By Keith Weiner
Money has a dual function. Please allow us to go deeper, and more philosophical than we typically do. We promise to tie this into our ongoing discussion of capital consumption. In the following, we will discuss some examples that use the dollar. We are not conceding that the dollar is money (i.e. the most marketable good, or the extinguisher of debt). We just need some simple cases to consider the medium of exchange. Today, that medium is obviously not gold but the dollar.
Money’s first function is flows. People experience this as income. If you work for an hour as a plumber, you might earn $25. If you work for an hour as a lawyer, you might earn $250. If you set up and operate a successful restaurant, you might earn $500,000 in a year. Every job, every profession, and every business earns a certain amount. The market value of everything is finite. These values are set by other market participants, who bid what they are willing to pay for what you do.
Money as Exchange Medium
The dollar is the general medium of exchange. This is how you take what your employer pays you, to buy something from a third party.
At any given moment in time, the market value of everything is fixed. You can take your wage or your profits to any other market participant, and buy whatever he produces. For example, the plumber might exchange an hour of his labor for a meal at the restaurant. Or he could exchange a day of his labor for an hour consultation with that lawyer.
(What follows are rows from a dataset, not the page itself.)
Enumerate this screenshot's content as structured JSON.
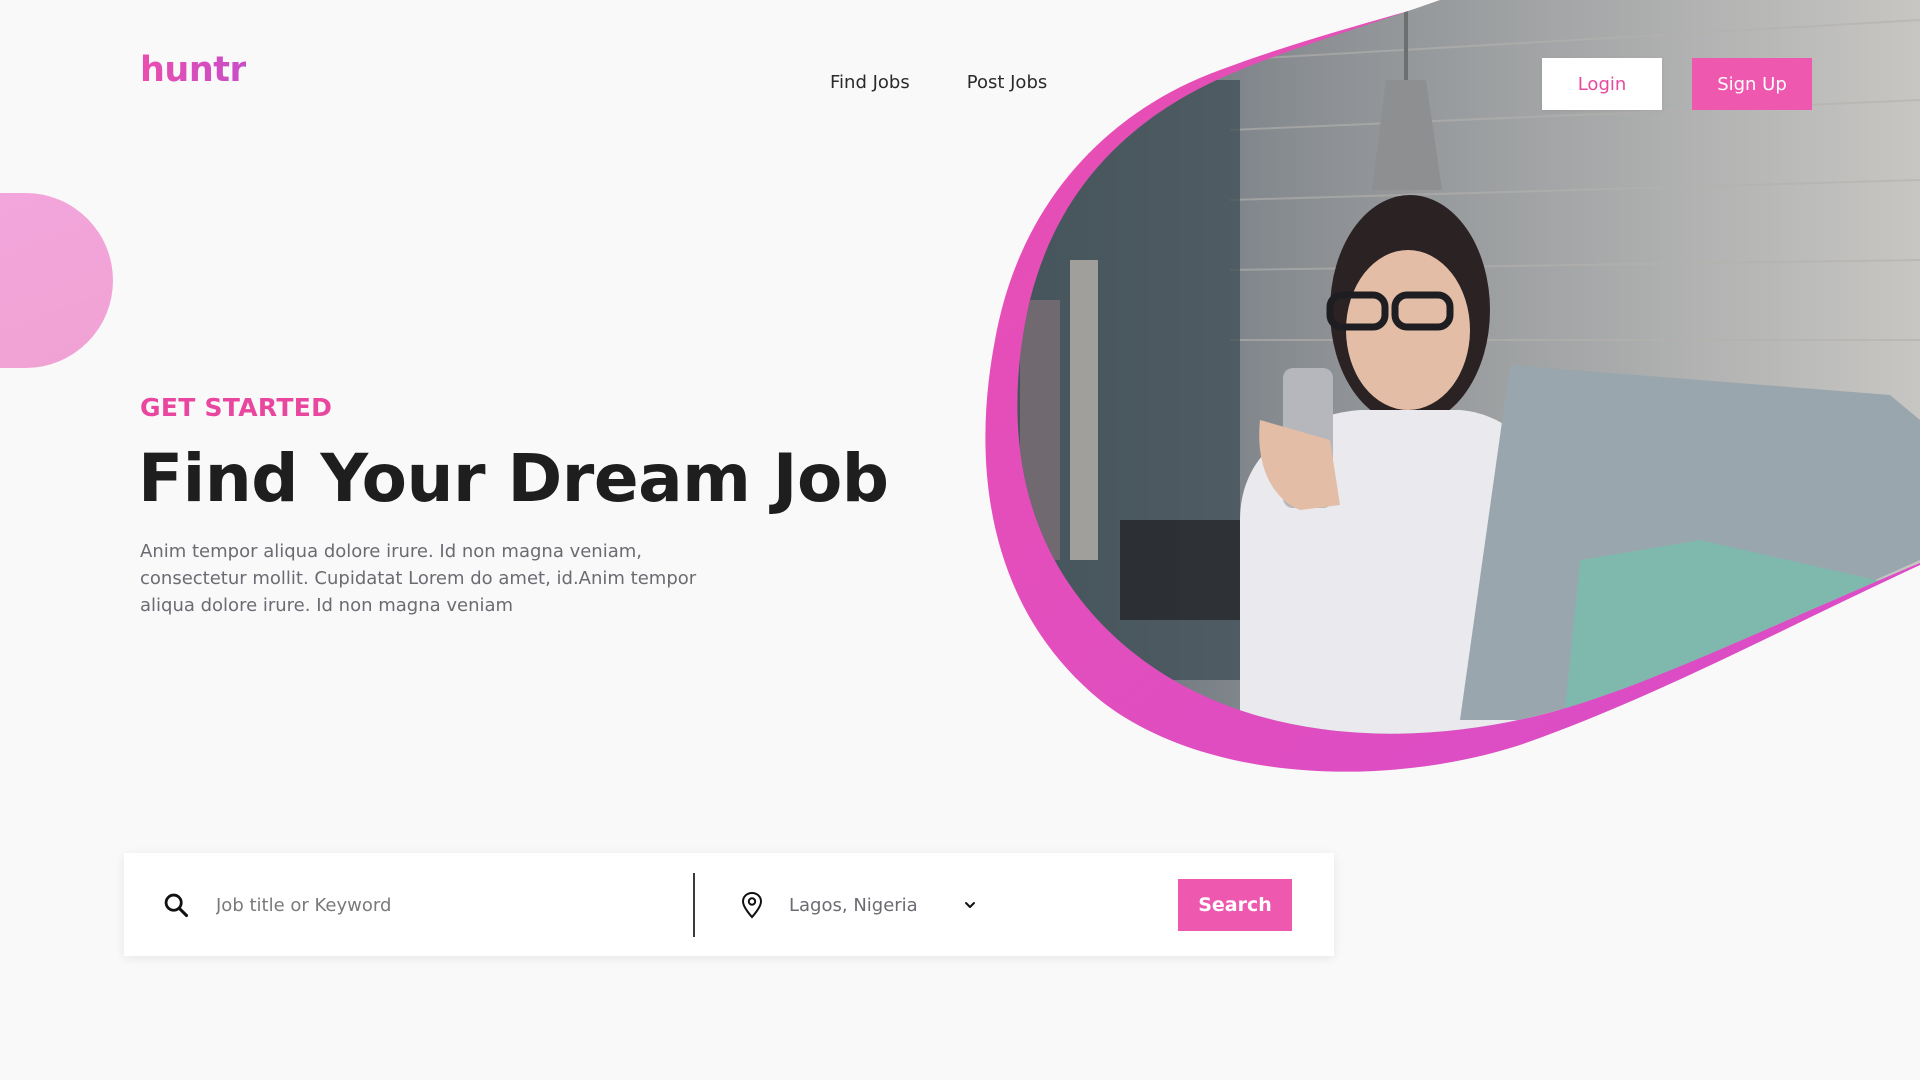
{
  "brand": {
    "logo_text": "huntr",
    "accent": "#ee58ae",
    "text_accent": "#e9479f"
  },
  "nav": {
    "items": [
      {
        "label": "Find Jobs"
      },
      {
        "label": "Post Jobs"
      }
    ]
  },
  "auth": {
    "login_label": "Login",
    "signup_label": "Sign Up"
  },
  "hero": {
    "eyebrow": "GET STARTED",
    "headline": "Find Your Dream Job",
    "lead": "Anim tempor aliqua dolore irure. Id non magna veniam, consectetur mollit. Cupidatat Lorem do amet, id.Anim tempor aliqua dolore irure. Id non magna veniam",
    "image_icon": "woman-with-phone-and-laptop-photo"
  },
  "search": {
    "keyword_placeholder": "Job title or Keyword",
    "keyword_value": "",
    "location_value": "Lagos, Nigeria",
    "button_label": "Search",
    "search_icon": "search-icon",
    "location_icon": "map-pin-icon",
    "dropdown_icon": "chevron-down-icon"
  }
}
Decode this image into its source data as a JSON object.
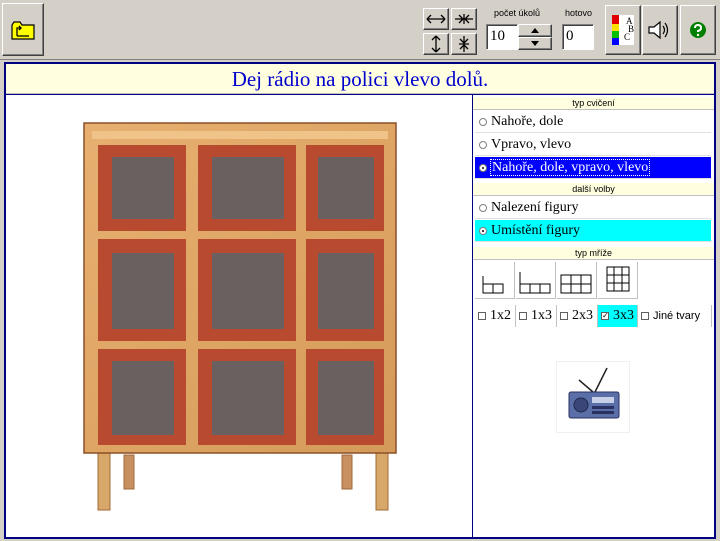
{
  "toolbar": {
    "folder_icon": "folder-up-icon",
    "counter_label": "počet úkolů",
    "counter_value": "10",
    "done_label": "hotovo",
    "done_value": "0",
    "abc_icon": "abc-palette-icon",
    "sound_icon": "speaker-icon",
    "help_icon": "help-icon"
  },
  "task": {
    "text": "Dej rádio na polici vlevo dolů."
  },
  "exercise_type": {
    "header": "typ cvičení",
    "options": [
      {
        "label": "Nahoře, dole",
        "selected": false
      },
      {
        "label": "Vpravo, vlevo",
        "selected": false
      },
      {
        "label": "Nahoře, dole, vpravo, vlevo",
        "selected": true
      }
    ]
  },
  "more_options": {
    "header": "další volby",
    "options": [
      {
        "label": "Nalezení figury",
        "selected": false
      },
      {
        "label": "Umístění figury",
        "selected": true
      }
    ]
  },
  "grid_type": {
    "header": "typ mříže",
    "checks": [
      {
        "label": "1x2",
        "checked": false
      },
      {
        "label": "1x3",
        "checked": false
      },
      {
        "label": "2x3",
        "checked": false
      },
      {
        "label": "3x3",
        "checked": true
      },
      {
        "label": "Jiné tvary",
        "checked": false
      }
    ]
  },
  "figure": {
    "icon": "radio-icon"
  },
  "colors": {
    "accent_blue": "#0000ff",
    "accent_cyan": "#00ffff",
    "title_text": "#0000cc"
  }
}
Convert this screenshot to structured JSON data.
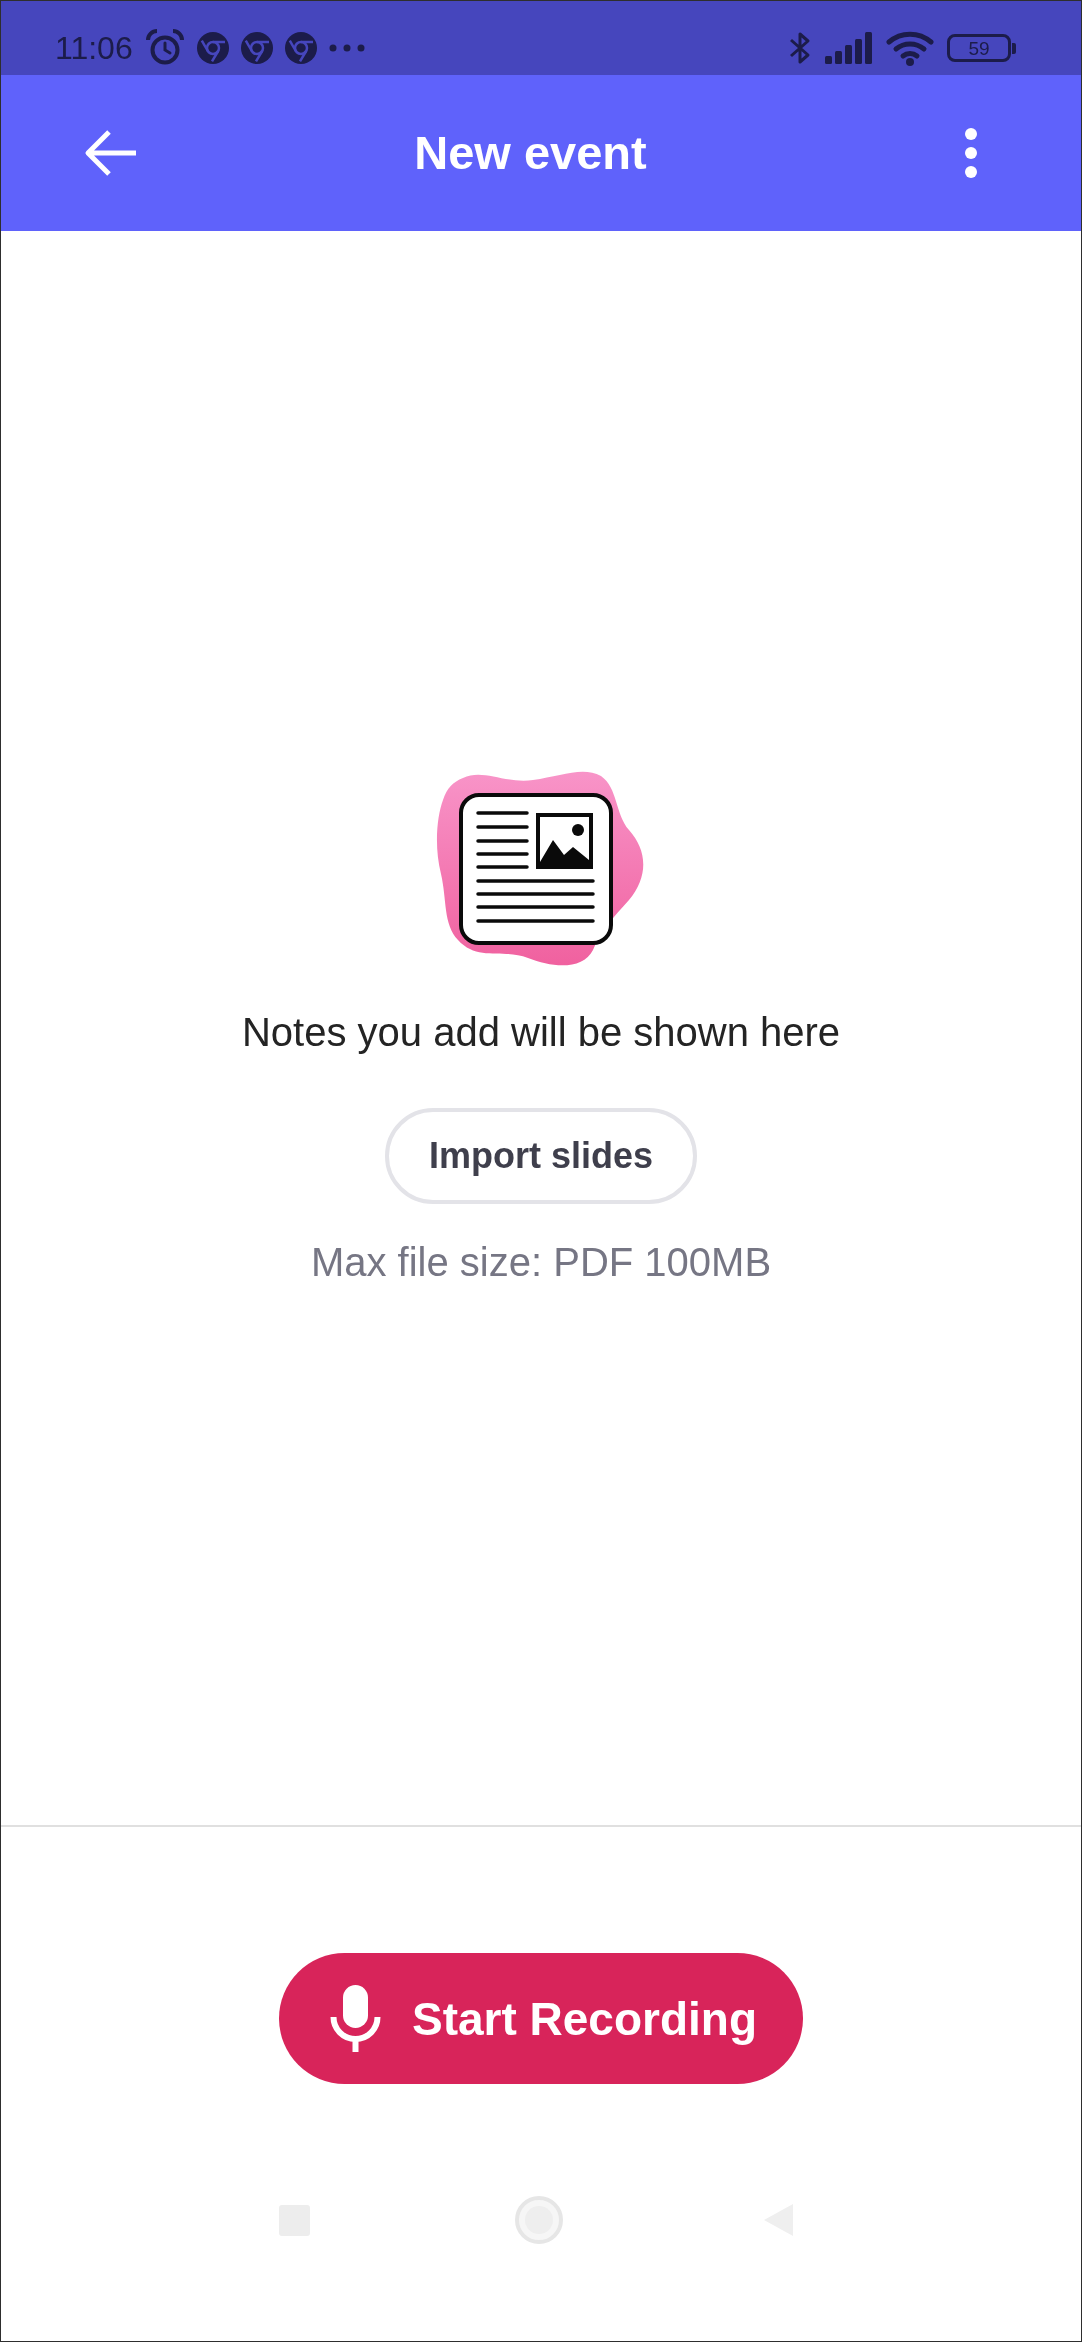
{
  "status_bar": {
    "time": "11:06",
    "battery": "59"
  },
  "app_bar": {
    "title": "New event"
  },
  "empty_state": {
    "message": "Notes you add will be shown here",
    "import_button": "Import slides",
    "hint": "Max file size: PDF 100MB"
  },
  "record_button": {
    "label": "Start Recording"
  }
}
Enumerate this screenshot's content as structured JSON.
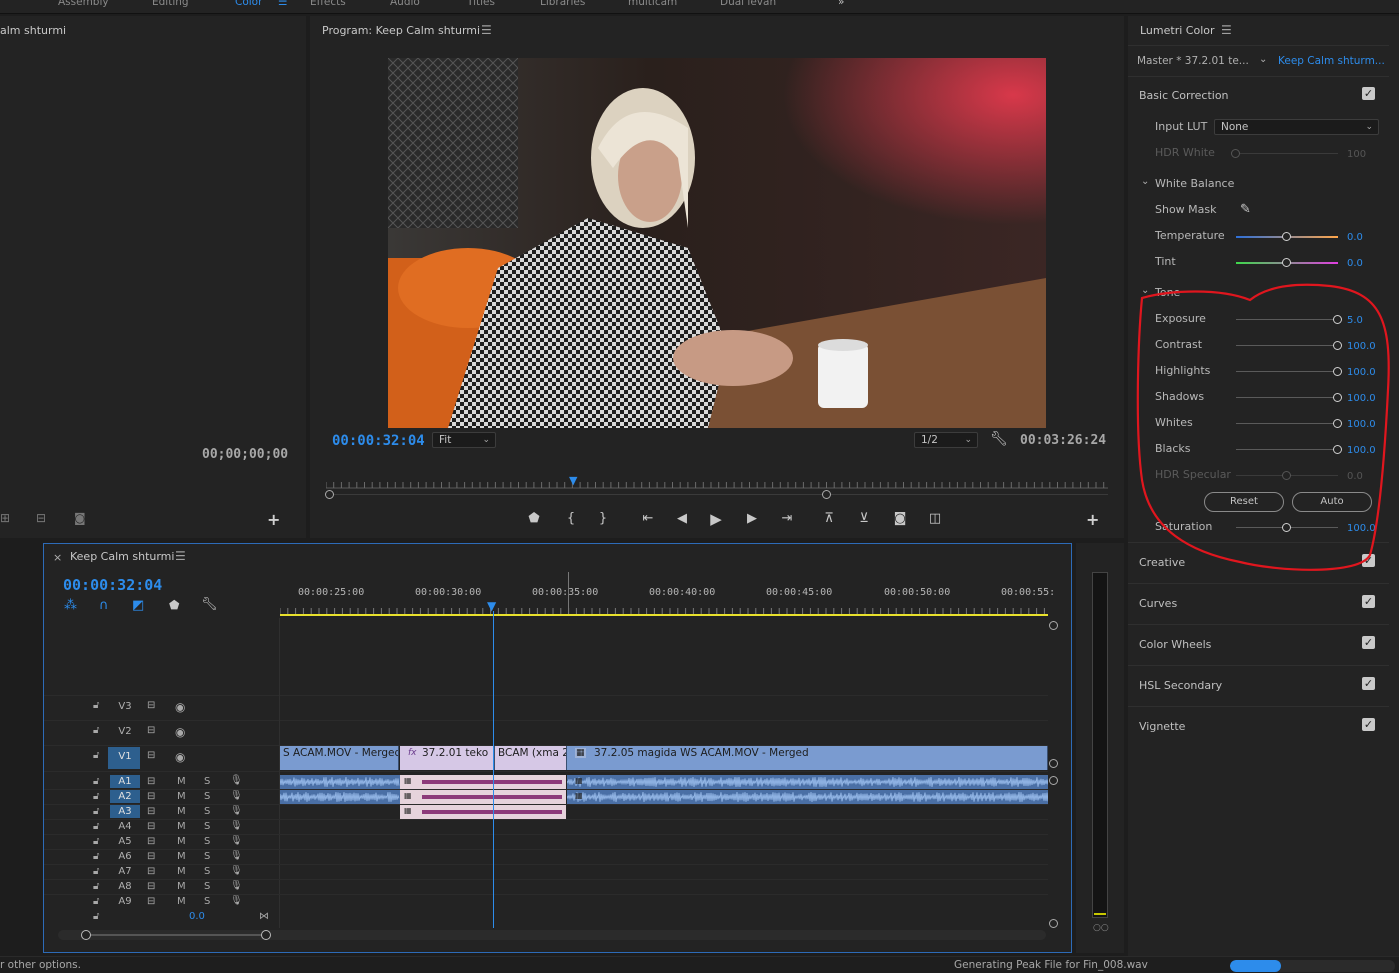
{
  "workspaces": [
    "Assembly",
    "Editing",
    "Color",
    "Effects",
    "Audio",
    "Titles",
    "Libraries",
    "multicam",
    "Dual levan"
  ],
  "workspaces_active": "Color",
  "more_workspaces": "»",
  "source_panel": {
    "title": "alm shturmi",
    "timecode": "00;00;00;00"
  },
  "program": {
    "title": "Program: Keep Calm shturmi",
    "timecode": "00:00:32:04",
    "zoom": "Fit",
    "resolution": "1/2",
    "duration": "00:03:26:24"
  },
  "lumetri": {
    "title": "Lumetri Color",
    "master_clip": "Master * 37.2.01 te...",
    "sequence_clip": "Keep Calm shturm...",
    "basic_correction": "Basic Correction",
    "input_lut_label": "Input LUT",
    "input_lut_value": "None",
    "hdr_white_label": "HDR White",
    "hdr_white_value": "100",
    "white_balance": "White Balance",
    "show_mask": "Show Mask",
    "temperature_label": "Temperature",
    "temperature_value": "0.0",
    "tint_label": "Tint",
    "tint_value": "0.0",
    "tone": "Tone",
    "exposure_label": "Exposure",
    "exposure_value": "5.0",
    "contrast_label": "Contrast",
    "contrast_value": "100.0",
    "highlights_label": "Highlights",
    "highlights_value": "100.0",
    "shadows_label": "Shadows",
    "shadows_value": "100.0",
    "whites_label": "Whites",
    "whites_value": "100.0",
    "blacks_label": "Blacks",
    "blacks_value": "100.0",
    "hdr_specular_label": "HDR Specular",
    "hdr_specular_value": "0.0",
    "reset_label": "Reset",
    "auto_label": "Auto",
    "saturation_label": "Saturation",
    "saturation_value": "100.0",
    "creative": "Creative",
    "curves": "Curves",
    "color_wheels": "Color Wheels",
    "hsl_secondary": "HSL Secondary",
    "vignette": "Vignette",
    "annotation_color": "#e0161e"
  },
  "timeline": {
    "title": "Keep Calm shturmi",
    "close": "×",
    "timecode": "00:00:32:04",
    "ruler": [
      "00:00:25:00",
      "00:00:30:00",
      "00:00:35:00",
      "00:00:40:00",
      "00:00:45:00",
      "00:00:50:00",
      "00:00:55:"
    ],
    "video_tracks": [
      "V3",
      "V2",
      "V1"
    ],
    "audio_tracks": [
      "A1",
      "A2",
      "A3",
      "A4",
      "A5",
      "A6",
      "A7",
      "A8",
      "A9"
    ],
    "mute_label": "M",
    "solo_label": "S",
    "master_value": "0.0",
    "clip_1": "S ACAM.MOV - Merged",
    "clip_2": "37.2.01 teko",
    "clip_3": "BCAM (xma 2(",
    "clip_4": "37.2.05 magida WS ACAM.MOV - Merged",
    "fx": "fx"
  },
  "status": {
    "left": "r other options.",
    "right": "Generating Peak File for Fin_008.wav",
    "progress": 0.31
  },
  "colors": {
    "accent": "#2d8ceb",
    "clip_video": "#7a9bd0",
    "clip_audio": "#4a6fa5",
    "clip_linked": "#e6d3dc",
    "playhead": "#2d8ceb"
  }
}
We can abstract away the dollar, and see that there is a finite ratio of exchange of any good or service for any other. A plumbing repair is worth one restaurant meal, or one tenth as much as legal advice.